Since we now know the Determination Points are the top corner and bottom corner. I use a chisel blade to even out the surfaces and make them flat. Here is what it looks like after I've evened out the surfaces.
At this point we'll probably have to remove a good amount of material to get down to a workable shape with our files and sanding blocks, so to do this I'll use my Dremel with a common cylindrical grinding bit. You have to be very careful at this stage as you can easily take off too much and have to add some Epoxy Putty to fix your mistake.
After you've used the Dremel you can start to carve more material off with your hobby knife and clean up and over hanging Epoxy Putty.
We'll start to file the shape down to the angles we need to achieve. The bastard file works really well for this and will remove a good amount of material.
Make sure to stop often and check your angles. This is really easy to mess up.
When you have your shape pretty close to what you want, you can start to use the sanding blocks. This will really flatten out the surface and get you really close to your final shape.
You can also use your needle file during this stage as well if you need to refine a small problem area.
You've got your final shape and it's nicely refined, but you can still see some faint filing and sanding marks. Go over it with some fine grit sand paper to really clean up the surfaces. Be careful not to dull and sharp edges though.
Repeat the process for the opposite piece. This is always the harder process since you're trying to duplicate your work. It's best to stop often and check your work.
Here you can see the Before and After of the refining process.
And here are the final pieces. All the angles matche and the edges are sharp.
With Epoxy Putty you can achieve bevels like this very easily.
But making bevels isn't the only thing you can do with Epoxy Putty. You can completely reshape parts and fill in voids (especially on SD's and HG's).
As you can see in this montage, I've used Epoxy Putty to reshape parts of the chest and completely alter the head of the Ozymandias.
Epoxy Putty is a wonderful resource for modelers that has nearly limitless applications.

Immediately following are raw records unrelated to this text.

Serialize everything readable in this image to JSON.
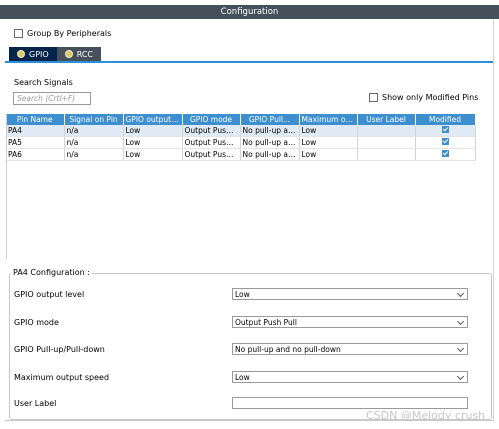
{
  "window": {
    "title": "Configuration"
  },
  "group_by": {
    "label": "Group By Peripherals",
    "checked": false
  },
  "tabs": [
    {
      "label": "GPIO",
      "active": true
    },
    {
      "label": "RCC",
      "active": false
    }
  ],
  "search": {
    "label": "Search Signals",
    "placeholder": "Search (Crtl+F)"
  },
  "show_modified": {
    "label": "Show only Modified Pins",
    "checked": false
  },
  "table": {
    "columns": [
      "Pin Name",
      "Signal on Pin",
      "GPIO output ...",
      "GPIO mode",
      "GPIO Pull...",
      "Maximum ou...",
      "User Label",
      "Modified"
    ],
    "rows": [
      {
        "pin": "PA4",
        "signal": "n/a",
        "output": "Low",
        "mode": "Output Push...",
        "pull": "No pull-up an...",
        "speed": "Low",
        "label": "",
        "modified": true
      },
      {
        "pin": "PA5",
        "signal": "n/a",
        "output": "Low",
        "mode": "Output Push...",
        "pull": "No pull-up an...",
        "speed": "Low",
        "label": "",
        "modified": true
      },
      {
        "pin": "PA6",
        "signal": "n/a",
        "output": "Low",
        "mode": "Output Push...",
        "pull": "No pull-up an...",
        "speed": "Low",
        "label": "",
        "modified": true
      }
    ]
  },
  "pin_config": {
    "title": "PA4 Configuration :",
    "fields": [
      {
        "label": "GPIO output level",
        "value": "Low"
      },
      {
        "label": "GPIO mode",
        "value": "Output Push Pull"
      },
      {
        "label": "GPIO Pull-up/Pull-down",
        "value": "No pull-up and no pull-down"
      },
      {
        "label": "Maximum output speed",
        "value": "Low"
      },
      {
        "label": "User Label",
        "value": ""
      }
    ]
  },
  "watermark": "CSDN @Melody crush",
  "colors": {
    "accent": "#3d8fd0",
    "title_bar": "#46505a",
    "active_tab": "#03234b"
  }
}
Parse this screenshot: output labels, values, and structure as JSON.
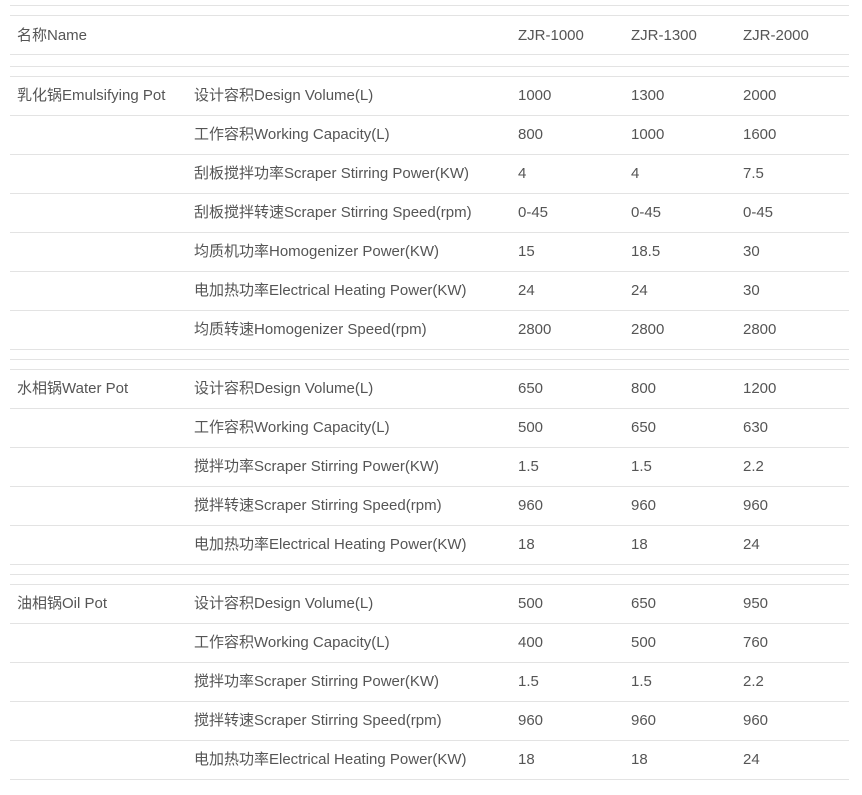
{
  "header": {
    "label": "名称Name",
    "models": [
      "ZJR-1000",
      "ZJR-1300",
      "ZJR-2000"
    ]
  },
  "sections": [
    {
      "name": "乳化锅Emulsifying Pot",
      "rows": [
        {
          "param": "设计容积Design Volume(L)",
          "values": [
            "1000",
            "1300",
            "2000"
          ]
        },
        {
          "param": "工作容积Working Capacity(L)",
          "values": [
            "800",
            "1000",
            "1600"
          ]
        },
        {
          "param": "刮板搅拌功率Scraper Stirring Power(KW)",
          "values": [
            "4",
            "4",
            "7.5"
          ]
        },
        {
          "param": "刮板搅拌转速Scraper Stirring Speed(rpm)",
          "values": [
            "0-45",
            "0-45",
            "0-45"
          ]
        },
        {
          "param": "均质机功率Homogenizer Power(KW)",
          "values": [
            "15",
            "18.5",
            "30"
          ]
        },
        {
          "param": "电加热功率Electrical Heating Power(KW)",
          "values": [
            "24",
            "24",
            "30"
          ]
        },
        {
          "param": "均质转速Homogenizer Speed(rpm)",
          "values": [
            "2800",
            "2800",
            "2800"
          ]
        }
      ]
    },
    {
      "name": "水相锅Water Pot",
      "rows": [
        {
          "param": "设计容积Design Volume(L)",
          "values": [
            "650",
            "800",
            "1200"
          ]
        },
        {
          "param": "工作容积Working Capacity(L)",
          "values": [
            "500",
            "650",
            "630"
          ]
        },
        {
          "param": "搅拌功率Scraper Stirring Power(KW)",
          "values": [
            "1.5",
            "1.5",
            "2.2"
          ]
        },
        {
          "param": "搅拌转速Scraper Stirring Speed(rpm)",
          "values": [
            "960",
            "960",
            "960"
          ]
        },
        {
          "param": "电加热功率Electrical Heating Power(KW)",
          "values": [
            "18",
            "18",
            "24"
          ]
        }
      ]
    },
    {
      "name": "油相锅Oil Pot",
      "rows": [
        {
          "param": "设计容积Design Volume(L)",
          "values": [
            "500",
            "650",
            "950"
          ]
        },
        {
          "param": "工作容积Working Capacity(L)",
          "values": [
            "400",
            "500",
            "760"
          ]
        },
        {
          "param": "搅拌功率Scraper Stirring Power(KW)",
          "values": [
            "1.5",
            "1.5",
            "2.2"
          ]
        },
        {
          "param": "搅拌转速Scraper Stirring Speed(rpm)",
          "values": [
            "960",
            "960",
            "960"
          ]
        },
        {
          "param": "电加热功率Electrical Heating Power(KW)",
          "values": [
            "18",
            "18",
            "24"
          ]
        }
      ]
    }
  ]
}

You can make just about anything from it, so go experiment with some on your next project!
I hope you've found this tutorial helpful. If so, give it a like and feel free to share it!
Here is the finished piece. Details and plating have been added and finished.